The Leveson enquiry set up in July 2011 to investigate the role of the press and police in the phone-hacking scandal, published its findings last November. But it's only now, 11 months later, that the government has finally produced a draft for regulation of the press. The length of the whole process and the fact that, unusually, Cameron chose to seek cross-party support over this issue, speaks volumes. This is how anxious politicians are, to avoid ruffling the feathers of media barons.
However, despite all these precautions and the many concessions to the media's demands, the government's draft has sparked off a storm over the past week, in which both sides have been quarrelling furiously, in the name of what they call the "freedom of the press". But what they are really defending has nothing to do with it.
For the politicians, the problem is that they need to be seen to be doing something after the phone-hacking scandal. But their main aim is to protect themselves - and their friends among the rich and powerful - against unwelcome press revelations.
No wonder: many MPs still have very sour memories of the long series of scandals caused by embarrassing exposures in the media - whether over cash-for-questions, cash-for-honours, or over their own expenses, among many others.
But this is just as far as any proposed "regulation" is meant to go. There's no question here of protecting all those who have been - and keep being - regularly targeted by slanderous campaigns waged by the media.
What about, for instance, the campaigns of the gutter press against the jobless, the disabled and migrant workers - and the insulting photos of innocent, anonymous victims which were used by these papers, allegedly to prove their "point"? And what about the strident headlines of the same papers and the lies they peddle - for instance, when they call benefit claimants "cheaters and skivers"?
What protection did those working class people who were singled out and humiliated in this way ever have? None, and they won't have any under the regulatory regimes which are under discussion, because this is not their purpose in the first place. They are only designed to help those who are familiar enough with the ropes of the legal system, or rich enough to afford the cost of a lawyer.
But then, should it be any surprise? Aren't these newspapers' slanderous campaigns meant to back up the anti-working class policies of the government of the day? Aren't they carried out by the same newspapers which, today, are clamouring their determination to fight any "political interference", in the name of defending the "freedom of the press"?
The reign of big money
Ultimately, though, what makes all this hot air about "freedom of the press" even more hypocritical is the fact that in this society, capitalist profit rules the media, just as it rules every other institution - and the rest of the economy.

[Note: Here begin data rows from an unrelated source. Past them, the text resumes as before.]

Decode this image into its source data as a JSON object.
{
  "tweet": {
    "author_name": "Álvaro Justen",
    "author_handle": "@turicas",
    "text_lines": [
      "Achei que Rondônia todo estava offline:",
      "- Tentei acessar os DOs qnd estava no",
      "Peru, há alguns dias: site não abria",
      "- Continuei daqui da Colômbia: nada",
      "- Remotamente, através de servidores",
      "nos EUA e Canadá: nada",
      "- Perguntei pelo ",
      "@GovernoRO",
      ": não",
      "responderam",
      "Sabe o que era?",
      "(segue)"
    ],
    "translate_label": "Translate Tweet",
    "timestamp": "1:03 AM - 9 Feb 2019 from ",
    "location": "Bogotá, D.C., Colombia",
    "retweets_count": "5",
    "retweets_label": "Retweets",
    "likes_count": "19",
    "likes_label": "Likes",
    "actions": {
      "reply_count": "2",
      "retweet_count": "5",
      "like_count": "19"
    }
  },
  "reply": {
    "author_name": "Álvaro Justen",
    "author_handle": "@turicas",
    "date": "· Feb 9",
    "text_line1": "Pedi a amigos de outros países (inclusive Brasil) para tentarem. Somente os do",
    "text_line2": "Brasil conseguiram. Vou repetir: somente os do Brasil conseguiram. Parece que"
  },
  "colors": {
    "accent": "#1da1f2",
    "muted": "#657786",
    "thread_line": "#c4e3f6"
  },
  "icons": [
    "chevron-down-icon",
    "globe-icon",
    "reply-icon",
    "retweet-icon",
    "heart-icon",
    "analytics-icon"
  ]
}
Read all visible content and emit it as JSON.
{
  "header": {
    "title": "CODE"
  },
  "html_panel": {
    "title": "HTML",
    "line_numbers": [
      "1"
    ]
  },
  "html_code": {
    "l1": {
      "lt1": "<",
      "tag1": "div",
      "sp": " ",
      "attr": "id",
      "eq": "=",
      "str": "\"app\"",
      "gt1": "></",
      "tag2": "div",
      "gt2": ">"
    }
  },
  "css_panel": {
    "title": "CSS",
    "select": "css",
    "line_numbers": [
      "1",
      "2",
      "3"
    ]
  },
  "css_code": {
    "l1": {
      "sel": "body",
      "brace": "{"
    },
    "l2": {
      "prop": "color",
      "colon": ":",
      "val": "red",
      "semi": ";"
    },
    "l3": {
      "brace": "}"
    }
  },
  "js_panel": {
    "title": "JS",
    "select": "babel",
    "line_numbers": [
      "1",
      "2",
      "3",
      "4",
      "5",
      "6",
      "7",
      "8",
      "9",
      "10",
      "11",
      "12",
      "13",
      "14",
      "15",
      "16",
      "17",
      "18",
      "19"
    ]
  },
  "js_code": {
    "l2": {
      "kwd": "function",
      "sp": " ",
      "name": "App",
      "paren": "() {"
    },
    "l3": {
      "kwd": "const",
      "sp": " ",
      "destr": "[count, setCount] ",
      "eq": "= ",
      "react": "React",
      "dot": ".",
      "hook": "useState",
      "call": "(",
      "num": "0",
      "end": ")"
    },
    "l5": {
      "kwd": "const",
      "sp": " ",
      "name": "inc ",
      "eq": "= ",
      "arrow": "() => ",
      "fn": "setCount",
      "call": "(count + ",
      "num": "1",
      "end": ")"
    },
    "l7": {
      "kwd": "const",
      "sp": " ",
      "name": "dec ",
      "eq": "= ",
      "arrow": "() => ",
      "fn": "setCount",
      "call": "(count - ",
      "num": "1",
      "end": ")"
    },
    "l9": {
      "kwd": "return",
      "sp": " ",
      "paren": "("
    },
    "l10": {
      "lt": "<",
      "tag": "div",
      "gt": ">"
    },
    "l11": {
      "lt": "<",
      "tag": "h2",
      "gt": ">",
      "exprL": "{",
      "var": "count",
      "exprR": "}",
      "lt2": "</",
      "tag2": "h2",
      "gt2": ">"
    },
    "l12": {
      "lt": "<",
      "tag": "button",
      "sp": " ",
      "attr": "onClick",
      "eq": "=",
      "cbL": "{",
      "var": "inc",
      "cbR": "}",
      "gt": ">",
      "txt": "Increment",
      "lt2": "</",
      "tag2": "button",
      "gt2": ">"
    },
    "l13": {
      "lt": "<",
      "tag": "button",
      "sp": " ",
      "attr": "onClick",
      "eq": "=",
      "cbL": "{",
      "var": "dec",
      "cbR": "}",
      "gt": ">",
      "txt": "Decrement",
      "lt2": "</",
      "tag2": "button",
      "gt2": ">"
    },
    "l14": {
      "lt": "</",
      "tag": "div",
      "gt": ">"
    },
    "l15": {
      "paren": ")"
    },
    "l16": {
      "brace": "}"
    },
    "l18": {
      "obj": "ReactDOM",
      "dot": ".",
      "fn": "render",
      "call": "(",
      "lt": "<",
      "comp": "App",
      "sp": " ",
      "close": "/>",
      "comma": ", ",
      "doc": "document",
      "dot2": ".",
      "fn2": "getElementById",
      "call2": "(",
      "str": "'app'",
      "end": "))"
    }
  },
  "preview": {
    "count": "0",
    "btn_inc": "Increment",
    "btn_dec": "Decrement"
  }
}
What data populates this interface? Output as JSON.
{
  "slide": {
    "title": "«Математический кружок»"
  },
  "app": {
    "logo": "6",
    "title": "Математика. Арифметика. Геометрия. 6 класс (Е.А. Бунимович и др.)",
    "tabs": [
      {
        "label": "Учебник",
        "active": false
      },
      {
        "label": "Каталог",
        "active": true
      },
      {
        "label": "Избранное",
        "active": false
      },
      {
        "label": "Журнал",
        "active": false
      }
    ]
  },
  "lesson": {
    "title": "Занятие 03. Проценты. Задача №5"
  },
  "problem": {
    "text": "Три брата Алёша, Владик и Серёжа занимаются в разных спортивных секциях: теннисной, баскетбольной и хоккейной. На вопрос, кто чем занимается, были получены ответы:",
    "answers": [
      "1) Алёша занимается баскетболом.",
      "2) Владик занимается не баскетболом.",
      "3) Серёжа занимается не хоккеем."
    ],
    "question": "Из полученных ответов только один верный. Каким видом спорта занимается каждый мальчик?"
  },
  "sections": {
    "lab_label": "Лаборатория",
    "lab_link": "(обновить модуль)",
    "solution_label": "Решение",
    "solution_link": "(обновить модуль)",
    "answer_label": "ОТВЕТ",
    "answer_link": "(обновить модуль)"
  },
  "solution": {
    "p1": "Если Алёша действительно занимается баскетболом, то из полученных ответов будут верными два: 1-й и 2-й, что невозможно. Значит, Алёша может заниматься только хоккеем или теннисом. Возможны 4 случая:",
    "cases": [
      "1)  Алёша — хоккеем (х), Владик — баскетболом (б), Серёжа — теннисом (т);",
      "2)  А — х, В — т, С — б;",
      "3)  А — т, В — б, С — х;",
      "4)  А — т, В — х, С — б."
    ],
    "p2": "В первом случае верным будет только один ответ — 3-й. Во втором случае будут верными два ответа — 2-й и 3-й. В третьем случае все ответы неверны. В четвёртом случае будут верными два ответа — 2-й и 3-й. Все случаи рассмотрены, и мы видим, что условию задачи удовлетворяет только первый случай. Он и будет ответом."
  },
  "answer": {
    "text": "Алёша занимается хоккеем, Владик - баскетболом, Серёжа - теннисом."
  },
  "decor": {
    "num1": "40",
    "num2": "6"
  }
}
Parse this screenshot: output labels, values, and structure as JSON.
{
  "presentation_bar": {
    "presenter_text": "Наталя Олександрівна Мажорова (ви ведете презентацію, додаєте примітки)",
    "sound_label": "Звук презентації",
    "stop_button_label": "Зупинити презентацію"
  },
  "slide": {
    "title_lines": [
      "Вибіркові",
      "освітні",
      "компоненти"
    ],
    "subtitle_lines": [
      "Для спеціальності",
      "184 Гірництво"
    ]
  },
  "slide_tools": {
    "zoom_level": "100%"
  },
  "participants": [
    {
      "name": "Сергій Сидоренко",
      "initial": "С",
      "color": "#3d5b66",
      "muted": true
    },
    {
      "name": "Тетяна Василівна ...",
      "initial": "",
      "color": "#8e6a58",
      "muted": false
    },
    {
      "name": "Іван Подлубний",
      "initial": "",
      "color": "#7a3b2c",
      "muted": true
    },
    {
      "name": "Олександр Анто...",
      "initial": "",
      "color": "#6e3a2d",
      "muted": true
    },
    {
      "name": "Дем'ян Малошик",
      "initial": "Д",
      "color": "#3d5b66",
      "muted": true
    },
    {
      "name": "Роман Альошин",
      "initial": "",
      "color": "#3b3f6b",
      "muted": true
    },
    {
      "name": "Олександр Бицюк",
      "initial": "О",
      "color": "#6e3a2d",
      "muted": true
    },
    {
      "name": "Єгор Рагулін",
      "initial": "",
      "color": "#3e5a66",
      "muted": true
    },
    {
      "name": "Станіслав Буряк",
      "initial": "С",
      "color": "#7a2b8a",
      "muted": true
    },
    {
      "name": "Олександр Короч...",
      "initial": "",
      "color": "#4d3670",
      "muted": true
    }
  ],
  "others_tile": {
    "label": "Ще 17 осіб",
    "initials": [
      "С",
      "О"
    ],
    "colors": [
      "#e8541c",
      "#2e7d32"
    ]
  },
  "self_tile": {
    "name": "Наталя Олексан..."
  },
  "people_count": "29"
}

What does the phrase "freedom of the press" mean, when tens of millions of pounds are required to print and distribute a newspaper or to run a TV channel? Only the capitalists have that sort of money. And with enough money, together with the income of advertising paid by other capitalists, they can publish millions of copies of any paper, even if it's full of rubbish.
In fact, the press is just another weapon in the class war waged by the capitalists against the working class majority of the population. During the General Strike, in 1926, the Tory government used the pages of the Daily Mail to call "on all law-abiding men and women to hold themselves at the service of King and country" - resulting in the recruitment of an army of strike-breakers among the ranks of the middle class. More recently, during the miners' strike of 1984-1985, it was the Sun which was at the forefront of the strike bashers.
By contrast, how many papers are reflecting the real preoccupations of the millions of workers who are at the receiving end of capitalist exploitation, especially at a time when the capitalist class is turning the screw as never before to make us pay for their crisis? Those papers which do express the preoccupations of the working class, are doomed to remain marginal, for lack of financial resources, because they can only rely on the pennies of their working class readers to survive.
Such is the reality of the "freedom of the press" in this society - the "freedom" for the capitalists to force their own lies down the throats of the working class!